598 | To Richard Jackson

    Boston March 14 1768

    Dear Sr

    I sent you a Short Letter in a Packet to Mr Pownal which I dispatched to New York a Week ago for the Packet Boat.1 I am now Sending some duplicates to Newport to go by a Ship from thence: as this Port is more than ever I knew it at this time void of Ships ready for England, I can add only a few lines as a Supplement to my former.

    Since I wrote last the Superiour Court has opened here: upon which Occasion the Cheif Justice gave a most forcible & energetick Charge to the grand jury upon the Subject of the Libells published in the Boston Gazette. It so affected all that hear’d it, that it was Universally Concluded that the Grand Jury could not avoid finding a Bill against the Printers. They themselves thought so: for as soon as they came out of Court they sent for the Attorney General & as it seemed unanimously, directed him to prepare a Bill for that Purpose against their next meeting. But this Interval was so fully employ’d by the Faction in tampering seperately with the Persons of the Grand Jury, that when they came together again, they rejected the Bill by a Small majority, some say of only one; to the great Disappointment of all who are concerned for the Wellfare of The Province & the Authority of the Government.2

    The Cheif Justice has been much pressed to Print his charge but has hitherto declined it. However he has had the caution to reduce it immediately to Writing that he may have it in his power to Vindicate himself from the Misrepresentations which must be expected from the Writers of that infamous Paper. So it is probable that the malice of his Enemies will bring that into the Public which the Solicitations of his Friends could not Obtain. Now he has entered into this Business he will most Probably pursue it: & there is no doubt but the Writers of the Paper will give him Opportunity to revive the Subject; for it is much more Probable they will be elated with the Success than be cautioned by their Escape. And as their Crime is indictable in any County it is probable that their paper will come before another Grand Jury who will treat [it]3 as it deserves.4

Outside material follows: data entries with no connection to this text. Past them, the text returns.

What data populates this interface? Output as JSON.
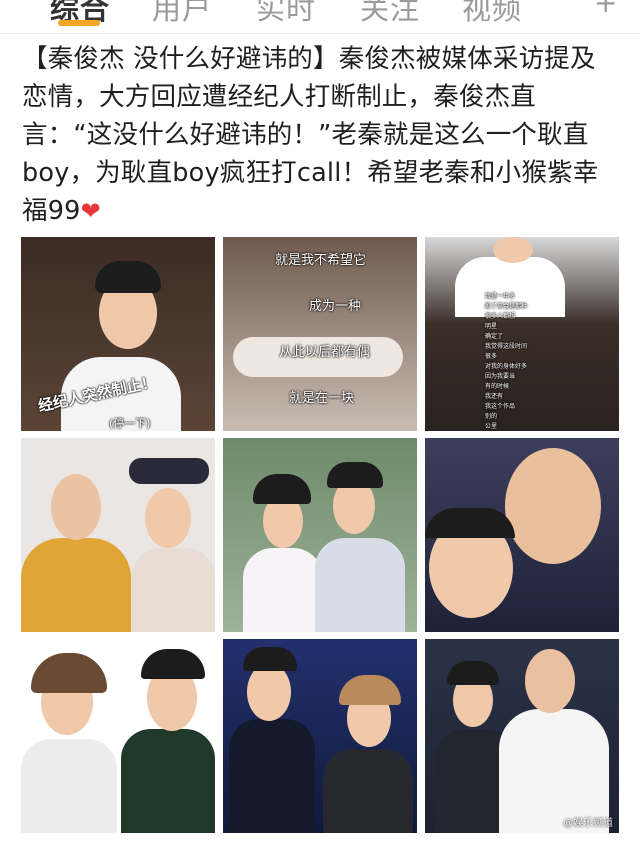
{
  "tabs": [
    {
      "label": "综合",
      "active": true
    },
    {
      "label": "用户",
      "active": false
    },
    {
      "label": "实时",
      "active": false
    },
    {
      "label": "关注",
      "active": false
    },
    {
      "label": "视频",
      "active": false
    }
  ],
  "more_icon": "plus-icon",
  "accent_color": "#f5a623",
  "post": {
    "lines": [
      "【秦俊杰 没什么好避讳的】秦俊杰被媒体采访提及",
      "恋情，大方回应遭经纪人打断制止，秦俊杰直",
      "言：“这没什么好避讳的！”老秦就是这么一个耿直",
      "boy，为耿直boy疯狂打call！希望老秦和小猴紫幸",
      "福99"
    ],
    "heart_icon": "red-heart-icon"
  },
  "images": [
    {
      "caption": "经纪人突然制止！",
      "subcaption": "(停一下)"
    },
    {
      "lines": [
        "就是我不希望它",
        "成为一种",
        "从此以后都有偶",
        "就是在一块"
      ]
    },
    {
      "lines": [
        "我是一年多",
        "剧了拿会是那种",
        "很多人都想",
        "明星",
        "确定了",
        "我觉得这段时间",
        "很多",
        "对我的身体好多",
        "因为我要当",
        "有的时候",
        "我还有",
        "我这个作品",
        "别的",
        "公里"
      ]
    },
    {},
    {},
    {},
    {},
    {},
    {
      "watermark": "@娱乐频道"
    }
  ]
}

    I send you a protest of Brigr Ruggles which is another Confirmation of the Integrity & Steadiness of this good Man in persevering in his Maxim that submission to great Britain is the true Interest of the Colonies.5 He ought to have some publick notice taken of him by the Great Men at home. I have just hear’d of your Fathers death:6 I can neither condole nor congratulate; for I do not think that the easy passage out of this Life which a fullness of Years procures, a Subject of the one, nor accession of riches to a Man Who already has enough, a Cause for the Offense. However if it shall enable you to change the Scene of your Life more to your mind, I shall rejoice at the Consequence. I am &c

    R. Jackson Esqr__

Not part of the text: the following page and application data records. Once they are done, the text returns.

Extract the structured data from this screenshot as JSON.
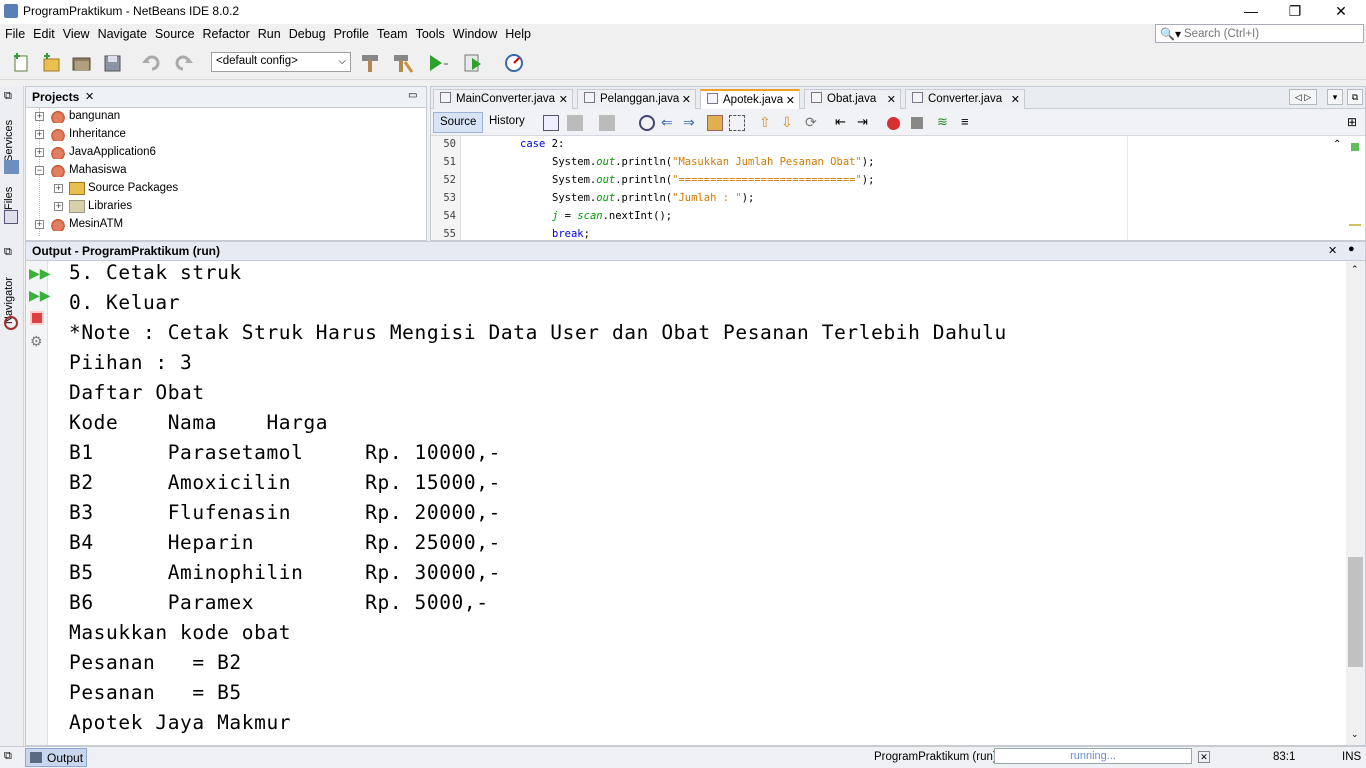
{
  "window": {
    "title": "ProgramPraktikum - NetBeans IDE 8.0.2",
    "minimize": "—",
    "restore": "❐",
    "close": "✕"
  },
  "menu": [
    "File",
    "Edit",
    "View",
    "Navigate",
    "Source",
    "Refactor",
    "Run",
    "Debug",
    "Profile",
    "Team",
    "Tools",
    "Window",
    "Help"
  ],
  "search": {
    "placeholder": "Search (Ctrl+I)"
  },
  "toolbar": {
    "config": "<default config>"
  },
  "side_tabs": {
    "services": "Services",
    "files": "Files",
    "navigator": "Navigator"
  },
  "projects": {
    "title": "Projects",
    "items": [
      {
        "label": "bangunan",
        "level": 0,
        "expanded": false
      },
      {
        "label": "Inheritance",
        "level": 0,
        "expanded": false
      },
      {
        "label": "JavaApplication6",
        "level": 0,
        "expanded": false
      },
      {
        "label": "Mahasiswa",
        "level": 0,
        "expanded": true
      },
      {
        "label": "Source Packages",
        "level": 1,
        "expanded": false
      },
      {
        "label": "Libraries",
        "level": 1,
        "expanded": false
      },
      {
        "label": "MesinATM",
        "level": 0,
        "expanded": false
      }
    ]
  },
  "editor": {
    "tabs": [
      {
        "label": "MainConverter.java",
        "active": false
      },
      {
        "label": "Pelanggan.java",
        "active": false
      },
      {
        "label": "Apotek.java",
        "active": true
      },
      {
        "label": "Obat.java",
        "active": false
      },
      {
        "label": "Converter.java",
        "active": false
      }
    ],
    "source_tab": "Source",
    "history_tab": "History",
    "line_numbers": [
      "50",
      "51",
      "52",
      "53",
      "54",
      "55"
    ],
    "code": [
      {
        "kw": "case",
        "rest": " 2:"
      },
      {
        "pre": "System.",
        "fld": "out",
        "mid": ".println(",
        "str": "\"Masukkan Jumlah Pesanan Obat\"",
        "post": ");"
      },
      {
        "pre": "System.",
        "fld": "out",
        "mid": ".println(",
        "str": "\"============================\"",
        "post": ");"
      },
      {
        "pre": "System.",
        "fld": "out",
        "mid": ".println(",
        "str": "\"Jumlah : \"",
        "post": ");"
      },
      {
        "pre": "",
        "fld": "j",
        "mid": " = ",
        "str": "",
        "post": "",
        "scan": "scan",
        "tail": ".nextInt();"
      },
      {
        "kw": "break",
        "rest": ";"
      }
    ]
  },
  "output": {
    "title": "Output - ProgramPraktikum (run)",
    "lines": [
      "5. Cetak struk",
      "0. Keluar",
      "*Note : Cetak Struk Harus Mengisi Data User dan Obat Pesanan Terlebih Dahulu",
      "Piihan : 3",
      "Daftar Obat",
      "Kode    Nama    Harga",
      "B1      Parasetamol     Rp. 10000,-",
      "B2      Amoxicilin      Rp. 15000,-",
      "B3      Flufenasin      Rp. 20000,-",
      "B4      Heparin         Rp. 25000,-",
      "B5      Aminophilin     Rp. 30000,-",
      "B6      Paramex         Rp. 5000,-",
      "Masukkan kode obat",
      "Pesanan   = B2",
      "Pesanan   = B5",
      "Apotek Jaya Makmur"
    ]
  },
  "status": {
    "output_tab": "Output",
    "process": "ProgramPraktikum (run)",
    "progress_text": "running...",
    "position": "83:1",
    "mode": "INS"
  },
  "colors": {
    "keyword": "#0000e6",
    "string": "#ce7b00",
    "field": "#009900",
    "accent_tab": "#f0a030"
  }
}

    L, LbC     BP, 6: 103-104.

    Possibly in handwriting of John Bernard. Minor emendations not shown. The RC was forwarded under cover of a letter to John Pownall, dated 14 Mar.7 Enclosure (not found): the protest of Timothy Ruggles, 29 Feb. 1768, printed in Boston Post-Boy and Advertiser, 14 Mar. 1768.